The fact that Native Americans co-existed with domestic dogs are clear. Archeological evidence of domesticated dogs in North America appeared about 20,000 years ago5. What is not completely clear is whether American dogs were domesticated here or came across the Bering Strait as prehistoric peoples migrated to America6.
Dogs were almost certainly used for a number of different tasks including food, as beasts of burden, for hunting other animals, and most certainly companionship5,6.
Guinea Pig domestication began approximately 4500 years ago in South America7. Guinea Pigs were and are still used as a protein source in South America6. Additionally Guinea Pigs were important as “sacrificial offerings, an antidote to sorcery, and for the diagnosis and cure of illness6.”
Melipona scutellaris, was one of the first bee species domesticated “by Potiguara, Kiriri, Xucuru, Pataxó, Paiaku, Tupicuruba and Aymoré indians” in Brazil8. In addition to Brazil, stingless bees were found throughout much of South America into Mexico, the Yucatan peninsula, and Central America6. These domesticated bees were used for honey productions, wax, food, and medicine6.
Cochineal is parasitic insect of prickly pear cactus. Adult females contain a red dye which can be used in the coloring of textiles, food and pharmaceuticals9. The earliest known use of Cochineal dye was associated with the Paracas culture in Peru (700-300 BC) and extended through South and Central America9.
The evidence is clear; Native Americans domesticated a variety of animals including camelids, birds, dogs, and insects. These animals were very important to pre-Columbian cultures that relied on them for food, transportation, medicine, rituals, medicine, and clothing. They sustained families, enriched cultures and stimulated trade. All of these animals are still cultivated today and enjoy international importance.

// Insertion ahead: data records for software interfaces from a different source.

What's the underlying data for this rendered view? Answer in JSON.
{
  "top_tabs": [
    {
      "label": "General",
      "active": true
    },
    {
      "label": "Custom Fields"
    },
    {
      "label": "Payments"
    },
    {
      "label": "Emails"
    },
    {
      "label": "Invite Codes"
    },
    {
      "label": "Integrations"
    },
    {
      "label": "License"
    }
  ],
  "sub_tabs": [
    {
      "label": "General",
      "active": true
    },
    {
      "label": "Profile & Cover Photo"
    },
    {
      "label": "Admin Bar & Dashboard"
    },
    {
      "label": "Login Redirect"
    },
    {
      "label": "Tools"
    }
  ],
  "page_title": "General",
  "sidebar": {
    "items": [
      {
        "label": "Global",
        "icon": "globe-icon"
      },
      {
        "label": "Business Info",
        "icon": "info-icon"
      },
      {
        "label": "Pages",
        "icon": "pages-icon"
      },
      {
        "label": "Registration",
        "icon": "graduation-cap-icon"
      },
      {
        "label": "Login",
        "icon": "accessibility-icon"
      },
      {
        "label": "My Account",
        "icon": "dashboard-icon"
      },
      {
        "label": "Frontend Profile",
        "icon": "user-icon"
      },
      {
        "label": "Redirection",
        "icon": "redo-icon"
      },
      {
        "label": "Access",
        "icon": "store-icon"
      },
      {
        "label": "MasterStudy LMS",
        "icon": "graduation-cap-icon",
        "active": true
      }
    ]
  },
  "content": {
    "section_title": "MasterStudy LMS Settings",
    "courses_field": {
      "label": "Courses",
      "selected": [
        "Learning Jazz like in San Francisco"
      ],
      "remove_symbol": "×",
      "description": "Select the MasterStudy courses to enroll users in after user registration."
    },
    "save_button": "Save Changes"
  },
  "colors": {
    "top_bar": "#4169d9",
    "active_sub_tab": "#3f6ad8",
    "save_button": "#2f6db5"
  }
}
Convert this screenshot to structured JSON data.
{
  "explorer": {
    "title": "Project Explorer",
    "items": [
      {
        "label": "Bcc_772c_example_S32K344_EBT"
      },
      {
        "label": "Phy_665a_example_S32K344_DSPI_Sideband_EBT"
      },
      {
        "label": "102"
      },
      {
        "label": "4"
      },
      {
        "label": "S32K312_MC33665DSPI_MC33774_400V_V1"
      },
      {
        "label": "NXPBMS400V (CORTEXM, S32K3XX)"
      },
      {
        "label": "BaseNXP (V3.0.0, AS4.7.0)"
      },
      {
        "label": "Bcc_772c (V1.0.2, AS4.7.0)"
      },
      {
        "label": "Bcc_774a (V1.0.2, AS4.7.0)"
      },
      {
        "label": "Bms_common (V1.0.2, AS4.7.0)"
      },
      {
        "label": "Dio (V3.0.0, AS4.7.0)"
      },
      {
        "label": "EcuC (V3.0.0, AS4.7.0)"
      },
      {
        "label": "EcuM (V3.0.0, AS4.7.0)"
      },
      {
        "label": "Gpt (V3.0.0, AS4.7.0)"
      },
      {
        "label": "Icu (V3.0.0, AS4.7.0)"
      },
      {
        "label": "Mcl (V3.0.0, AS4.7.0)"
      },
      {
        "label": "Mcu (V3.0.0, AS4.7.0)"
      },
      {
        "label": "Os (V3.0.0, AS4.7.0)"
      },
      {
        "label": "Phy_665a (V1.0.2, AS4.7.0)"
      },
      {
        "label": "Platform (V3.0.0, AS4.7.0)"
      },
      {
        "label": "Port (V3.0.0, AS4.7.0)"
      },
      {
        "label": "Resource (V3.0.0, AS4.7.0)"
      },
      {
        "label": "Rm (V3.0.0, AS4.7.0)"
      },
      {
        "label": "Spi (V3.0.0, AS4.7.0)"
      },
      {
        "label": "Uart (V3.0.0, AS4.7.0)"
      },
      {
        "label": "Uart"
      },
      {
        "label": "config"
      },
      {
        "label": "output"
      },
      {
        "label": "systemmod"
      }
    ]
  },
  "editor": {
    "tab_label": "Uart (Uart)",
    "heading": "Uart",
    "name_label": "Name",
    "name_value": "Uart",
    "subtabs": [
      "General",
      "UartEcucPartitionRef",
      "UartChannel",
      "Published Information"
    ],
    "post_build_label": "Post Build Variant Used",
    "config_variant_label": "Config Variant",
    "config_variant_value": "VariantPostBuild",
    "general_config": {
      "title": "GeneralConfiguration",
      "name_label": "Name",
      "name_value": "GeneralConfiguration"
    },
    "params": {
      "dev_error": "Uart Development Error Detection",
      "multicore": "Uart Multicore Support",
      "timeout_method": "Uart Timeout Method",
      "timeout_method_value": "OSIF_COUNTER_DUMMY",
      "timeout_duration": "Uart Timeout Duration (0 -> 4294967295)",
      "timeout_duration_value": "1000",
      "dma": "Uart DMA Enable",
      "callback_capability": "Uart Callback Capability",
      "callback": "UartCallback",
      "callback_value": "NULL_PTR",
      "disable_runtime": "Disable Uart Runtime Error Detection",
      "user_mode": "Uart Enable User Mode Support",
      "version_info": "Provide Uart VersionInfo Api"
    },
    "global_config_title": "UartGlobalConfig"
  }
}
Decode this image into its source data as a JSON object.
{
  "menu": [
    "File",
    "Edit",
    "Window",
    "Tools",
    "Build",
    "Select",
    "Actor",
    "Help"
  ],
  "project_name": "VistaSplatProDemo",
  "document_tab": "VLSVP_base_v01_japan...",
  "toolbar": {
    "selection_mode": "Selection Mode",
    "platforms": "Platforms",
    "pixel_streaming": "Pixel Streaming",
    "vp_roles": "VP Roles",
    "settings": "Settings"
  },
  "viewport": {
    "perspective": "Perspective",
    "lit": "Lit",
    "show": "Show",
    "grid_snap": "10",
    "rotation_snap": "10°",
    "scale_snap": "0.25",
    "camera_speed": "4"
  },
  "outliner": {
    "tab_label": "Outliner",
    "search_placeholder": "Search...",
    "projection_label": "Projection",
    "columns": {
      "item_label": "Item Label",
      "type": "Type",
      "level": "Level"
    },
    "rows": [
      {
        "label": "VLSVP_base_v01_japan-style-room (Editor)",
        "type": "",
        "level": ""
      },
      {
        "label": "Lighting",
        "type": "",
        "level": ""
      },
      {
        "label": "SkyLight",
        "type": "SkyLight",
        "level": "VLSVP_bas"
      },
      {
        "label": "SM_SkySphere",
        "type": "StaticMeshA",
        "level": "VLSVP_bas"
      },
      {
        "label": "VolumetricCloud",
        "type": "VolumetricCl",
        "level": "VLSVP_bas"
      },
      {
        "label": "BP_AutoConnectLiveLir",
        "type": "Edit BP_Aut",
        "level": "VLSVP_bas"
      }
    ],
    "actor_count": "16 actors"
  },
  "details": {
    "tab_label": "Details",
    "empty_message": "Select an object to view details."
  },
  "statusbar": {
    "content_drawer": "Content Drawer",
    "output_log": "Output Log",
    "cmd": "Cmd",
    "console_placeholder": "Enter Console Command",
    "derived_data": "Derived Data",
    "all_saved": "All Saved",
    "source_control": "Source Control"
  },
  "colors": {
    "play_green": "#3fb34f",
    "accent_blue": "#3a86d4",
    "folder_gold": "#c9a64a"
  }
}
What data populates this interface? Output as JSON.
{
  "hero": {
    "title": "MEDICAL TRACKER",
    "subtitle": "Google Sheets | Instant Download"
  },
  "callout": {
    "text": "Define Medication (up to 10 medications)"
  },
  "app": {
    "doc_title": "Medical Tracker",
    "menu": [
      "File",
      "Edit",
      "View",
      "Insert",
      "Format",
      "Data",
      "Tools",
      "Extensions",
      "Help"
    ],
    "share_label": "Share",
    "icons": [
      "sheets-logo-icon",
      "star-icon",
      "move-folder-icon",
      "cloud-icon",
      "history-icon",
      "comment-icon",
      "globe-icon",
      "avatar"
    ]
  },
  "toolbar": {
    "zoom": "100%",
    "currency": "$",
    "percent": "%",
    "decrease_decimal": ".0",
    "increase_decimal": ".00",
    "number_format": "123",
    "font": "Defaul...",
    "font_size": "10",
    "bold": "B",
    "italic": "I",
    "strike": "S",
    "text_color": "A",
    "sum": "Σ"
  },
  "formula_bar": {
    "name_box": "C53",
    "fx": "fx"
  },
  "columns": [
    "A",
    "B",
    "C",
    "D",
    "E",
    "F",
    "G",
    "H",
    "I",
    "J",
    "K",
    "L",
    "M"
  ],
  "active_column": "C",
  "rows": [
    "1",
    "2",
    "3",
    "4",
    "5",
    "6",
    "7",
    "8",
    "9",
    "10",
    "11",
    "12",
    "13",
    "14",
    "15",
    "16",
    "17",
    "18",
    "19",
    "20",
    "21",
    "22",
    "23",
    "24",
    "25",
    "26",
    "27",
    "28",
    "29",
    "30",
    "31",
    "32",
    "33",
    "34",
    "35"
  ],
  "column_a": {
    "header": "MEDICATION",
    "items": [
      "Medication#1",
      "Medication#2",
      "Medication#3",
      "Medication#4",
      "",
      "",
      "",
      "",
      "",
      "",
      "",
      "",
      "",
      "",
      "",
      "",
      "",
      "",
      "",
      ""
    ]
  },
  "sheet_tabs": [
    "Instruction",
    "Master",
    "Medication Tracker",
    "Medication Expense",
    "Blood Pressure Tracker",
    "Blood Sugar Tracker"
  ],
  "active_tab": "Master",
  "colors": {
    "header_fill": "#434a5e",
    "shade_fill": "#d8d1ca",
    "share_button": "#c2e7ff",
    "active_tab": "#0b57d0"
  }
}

Compared to European colonists, Pre-Columbian civilizations utilized fewer domesticated species. This doesn’t however mean that they were any less important to Native American societies. The disparity in the numbers of species, when comparing the new to old world, I believe is due to the relative isolation of new world cultures. Europeans had the advantage of regular trade and cultural exchange with Asia and Africa. Old world societies were then able to exploit these trade relations with the natural result being a relatively greater number of domesticated animals at their disposal.
1. A Brief History of Camelids in the Western Hemisphere International Camelid Directory; Jane C. Wheeler page 2.
2. Improving llama production in Bolivia Leisa Magazine April 2002; Osman Rocha Ravollo page 1.
3. Earliest Mexican Turkeys (Meleagris gallopavo) in the Maya Region: Implications for Pre-Hispanic Animal Trade and the Timing of Turkey Domestication; by Erin Kennedy Thornton, Kitty F. Emery, David W. Steadman, Camilla Speller Ray Matheny, Dongya Yang.
4. New evidence for pre-Columbian Muscovy Duck Cairina moschata from Ecuador; Peter W. Stahl, Michael C. Muses and Florencio Delgado-Espinoza. Ibis (2006), 148, 657-663
5. Evidence of the Domesticated Dogs and Some Related Canids in the Eastern Great Basin Journal of California and Great Basin Anthropology, 16(2); Karen D Lupo, Joel C, Janetski.
6. Evidence for Pre-Columbian Animal Domestication in the New World; D.L. Johnson and B.K. Swartz, Jr.. Ball State University Muncie, Indiana.
7. Wild genius – domestic fool? Spatial learning abilities of wild and domestic guinea pigs Frontiers in Zoology 2010, 7:9; Lars Lewejohann, Thorsten Pickel, Norbert Sachser, Sylvia Kaiser.
8. Areas of Natural Occurrence of Melipona scutellaris Latreille, 1811 (Hymenoptera: Apidae) in the state of Bahia, Brazil An Acad Bras Cienc (2012) 84 (3) Rogererio M.O. Alves, Carlos A.L. Caralho, Bruon A. Souza, and Wyrantan S. Snatos
9. Cochineal Production; a reviving Pre-Columbian Industry; Louis Rodrequez and Hermann M. Niemeyer Athena Review Vol. 2, No. 4